Robbie Short, Contributing Photographer

After making it through a pandemic, a software crash and multiple scheduling conflicts, “Drinking Games” by Gabrielle Poisson ’22 finally opened in the Whitney Center’s black box theatre on Sunday. 

“Drinking Games” is Poisson’s senior thesis, advised by Drama School professor Deb Margolin, for the Theater and Performance Studies (TAPS) major. TAPS allows seniors to “work on a production as an actor, director, designer, dramaturg or choreographer” and combine “creative and critical strategies” in order to fulfill their thesis requirements, according to the department’s website. The play follows a young woman named Joanna who reconnects with her father after years of not speaking due to his alcoholism. The script cuts between two timelines — one in which Joanna reconnects with her father after his brain cancer diagnosis, and another in which she has a turbulent one-night stand with a nurse named Charlie. 

“Alcoholism and addiction and the impact on families is a very personal topic to me, and it had been something I had wanted to write about for quite a long time,” said Poisson, the show’s playwright.

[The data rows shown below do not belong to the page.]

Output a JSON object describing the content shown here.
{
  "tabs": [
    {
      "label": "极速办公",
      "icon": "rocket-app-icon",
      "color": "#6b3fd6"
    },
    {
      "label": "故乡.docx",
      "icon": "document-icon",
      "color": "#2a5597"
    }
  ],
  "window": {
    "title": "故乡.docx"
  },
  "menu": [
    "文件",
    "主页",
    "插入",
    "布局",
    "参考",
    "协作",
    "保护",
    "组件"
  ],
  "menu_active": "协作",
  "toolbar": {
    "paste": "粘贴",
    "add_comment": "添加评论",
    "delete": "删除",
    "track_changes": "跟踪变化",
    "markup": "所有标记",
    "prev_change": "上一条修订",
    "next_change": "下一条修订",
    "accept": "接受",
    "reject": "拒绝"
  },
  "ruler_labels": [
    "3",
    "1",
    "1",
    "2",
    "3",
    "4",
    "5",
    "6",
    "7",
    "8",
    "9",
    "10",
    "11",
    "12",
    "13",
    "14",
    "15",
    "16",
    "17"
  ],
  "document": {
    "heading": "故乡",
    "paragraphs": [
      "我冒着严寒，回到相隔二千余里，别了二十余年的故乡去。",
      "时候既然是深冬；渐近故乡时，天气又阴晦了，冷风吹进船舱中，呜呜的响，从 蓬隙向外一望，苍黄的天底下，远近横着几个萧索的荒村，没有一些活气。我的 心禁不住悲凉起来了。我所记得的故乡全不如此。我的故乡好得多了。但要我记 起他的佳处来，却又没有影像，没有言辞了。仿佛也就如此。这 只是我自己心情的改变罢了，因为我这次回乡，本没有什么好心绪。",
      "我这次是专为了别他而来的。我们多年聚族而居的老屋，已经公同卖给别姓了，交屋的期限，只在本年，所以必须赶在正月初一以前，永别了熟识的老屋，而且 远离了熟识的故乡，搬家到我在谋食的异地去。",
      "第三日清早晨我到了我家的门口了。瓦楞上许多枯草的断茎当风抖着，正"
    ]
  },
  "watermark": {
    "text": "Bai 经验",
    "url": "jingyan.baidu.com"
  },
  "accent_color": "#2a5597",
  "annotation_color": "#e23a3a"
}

According to Mikaela Boone ’22, one of the show’s directors, the production also provides an opportunity to tackle an issue that she does not often see portrayed. 

“Themes of alcoholism and addiction [are] so cleanly [swept] under the rug most of the time,” Boone said. In addition, “Drinking Games” tackles topics such as processing trauma and how trauma and addiction can affect those who are not directly impacted. 

Poisson began working on the show during her sophomore year summer while at an internship in Los Angeles. While the show ended up being very personal, it was initially written in order to get an arts grant, which provided funding for Poisson to pursue her internship. However, resources such as Margolin’s mentorship allowed Poisson to transform the script into something more than just a summer project. 

“I had resources I’ve never had, to try out different things, and then I worked with a bunch of really great collaborators,” Poisson explained.

Extra time due to the pandemic also allowed Poisson to revise and “live in this play as long as possible before it needed to be in a production to move forwards.” 

In addition to writing the show, Poisson also plays the lead role, Joanna. She remarked that the inspiration for this character came from her desire to write a role that she would never see herself being cast in, as well as one that would “scare [her] to play and stress [her] out to play.” Boone added that the play’s supporting characters “are so loving in their own ways and so wishing to be loved and not to be forgotten or left behind.” 

Still, all the work put into the script has not precluded the production from a variety of scheduling conflicts. This weekend, the Theatre and Performance Studies Black Box will host both “Drinking Games” and “Pancasila,” a senior thesis by Arnold Setiadi ’22. This overlap has caused some struggles during rehearsal, such as not being able to use the theater on days when the other production is rehearsing. “Drinking Games” also premieres just two months before Boone’s own senior thesis, “Grimly Handsome.” These commitments ended up causing the team to bring a second director, Vanessa Copeland ’22, on board. However, the confusion all seems to have been for the best, as Poisson noted that Boone and Copeland’s partnership has “been a gift” for the show.

The process ended up being “very chill” and “incredibly forgiving of people who don’t have a lot of experience in certain positions,” said Audrey Kolker ’25, the show’s assistant stage manager.

“I feel lucky to be able to be in that environment,” she added, despite one “bleak moment” when QLab — a software which contained all of the show’s programmed sound controls — crashed and deleted the show’s pre-programmed sound cues.

For Poisson, these last few months have been her favorite part of working on the play. She explains that the reason she likes theater is because “it becomes this collaborative, living, breathing piece of work and it’s no longer yours in a way.” 

Kolker similarly agreed that the best part of the process has been “seeing the work come together, like the design elements, the acting and the direction.”

Ultimately, Boone hopes audiences leave the theatre with “a sense of hope.”

“Issues like these — like alcoholism, like addiction — touch so many of us, even in tangential ways,” she said. “I hope that this is something where people can walk away feeling a little better than they did when they walked in the room. People should feel that “it is okay to feel the way you are feeling, and that is not an attack on anyone else, and there are ways to process that.”

“Drinking Games” is the second TAPS thesis of the school year. Tickets can be reserved on the show’s Yale College Arts web page for upcoming performances on Nov. 9, 11 and 13. 

Correction, Nov. 8: This article previously stated that “Drinking Games” will open on Tuesday. The production opened on Sunday. It has been updated.

Suraj Singareddy is an editor for the podcast desk. Originally from Johns Creek, GA, he is an English major in Timothy Dwight College.